This presents a problem because a standard set over two different types of measurements is sure to create disappointment. In the case of Hoke, he has already met the short-run standards, which is a good thing. In his mind he can point to the crater which Rodriguez left and he has begun to fill it in and erect a new statue of success. But since this is a power program, Hoke’s success is relative. Hoke is currently less than the overall winning percentage of the program, .682 (depending on the results of the Copper Bowl) vs. about .735 (using stats from 1892 forward), this is better than the gap between the first few seasons of Bump and RichRod, but it falls short of Carr, Moeller and Bo. In fact, Hoke’s track record indicates that he is somewhat of a slow starter when it comes to his early coaching record versus the overall program’s record.

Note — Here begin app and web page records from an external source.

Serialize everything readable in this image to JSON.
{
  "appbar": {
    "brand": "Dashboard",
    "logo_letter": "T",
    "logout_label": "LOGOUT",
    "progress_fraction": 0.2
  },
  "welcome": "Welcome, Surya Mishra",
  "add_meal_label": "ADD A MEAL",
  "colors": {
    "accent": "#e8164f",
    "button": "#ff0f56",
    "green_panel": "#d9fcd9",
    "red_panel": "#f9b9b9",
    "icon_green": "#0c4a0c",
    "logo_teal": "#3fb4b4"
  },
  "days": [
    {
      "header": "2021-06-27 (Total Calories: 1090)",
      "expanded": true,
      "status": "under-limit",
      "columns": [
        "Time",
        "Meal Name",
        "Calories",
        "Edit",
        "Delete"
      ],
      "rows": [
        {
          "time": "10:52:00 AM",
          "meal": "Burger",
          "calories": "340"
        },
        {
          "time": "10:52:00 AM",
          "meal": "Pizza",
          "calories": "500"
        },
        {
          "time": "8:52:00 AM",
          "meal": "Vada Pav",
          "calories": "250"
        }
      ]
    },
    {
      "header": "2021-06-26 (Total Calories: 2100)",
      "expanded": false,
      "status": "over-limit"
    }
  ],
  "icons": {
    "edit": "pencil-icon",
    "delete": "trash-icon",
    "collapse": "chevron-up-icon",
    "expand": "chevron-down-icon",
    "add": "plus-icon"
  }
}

In contrast, Nick Saban, Urban Meyer and Les Miles have met or exceeded the program long-run average at nearly every stop they have been at (Saban at MSU has a similar profile to Hoke at M vis-à-vis program avg.)
The mark of a good coach is that they made their teams better. The mark of a great coach is that they made their programs better. Both Saban (LSU and Bama) and Meyer (FLA and Ohio) took decent to good programs and made them better. Miles also built upon a strong LSU program and did not regress even with the pace that Saban had set before him.
The other remarkable evidence in recent times are made up of four coaches at three power programs and one decent/good program. Pete Carroll, Jim Harbaugh, Bob Stoops and Mark Richt all set examples of blistering beginnings that M should push to emulate in the next two years.
Carroll and Stoops in particular took power programs and strengthened their long-run advantages.
Hoke’s numbers so far look more like Mack Brown and John Cooper, numbers which are underwhelming to say the least. Mack’s CEO style relies on maintaining the advantage of the program to pull in the best recruits. From Tulane to North Carolina and finally to Texas, Brown’s numbers are not earth-shattering, but they do offer a model for program consistency, if not extreme short-run success.
So, that leaves the questions which is the title to this diary, how many wins does Hoke need to keep his job (using the power program winning percentage as a central metric). Assuming that Hoke does win the Copper Bowl, to maintain the program's long-run success factor, Hoke must win 20 games in the next two seasons. This may sound unreachable sitting here today, but it could be 9 in 2014 and 11 in 2015, the distribution of the wins in a particular year does not matter, but Hoke needs those 20 wins to run his type of program.
This record assumes 10 wins evenly in both years. The power program strategy that Hoke is utilizing relies on the belief that that M is indeed a power thus attracting the recruits who want to be at said power. If that belief is lost, there could be a feedback loop whereas the loss of prestige eats away at the base which believes in that prestige and the entire program continues on this plateau of blah.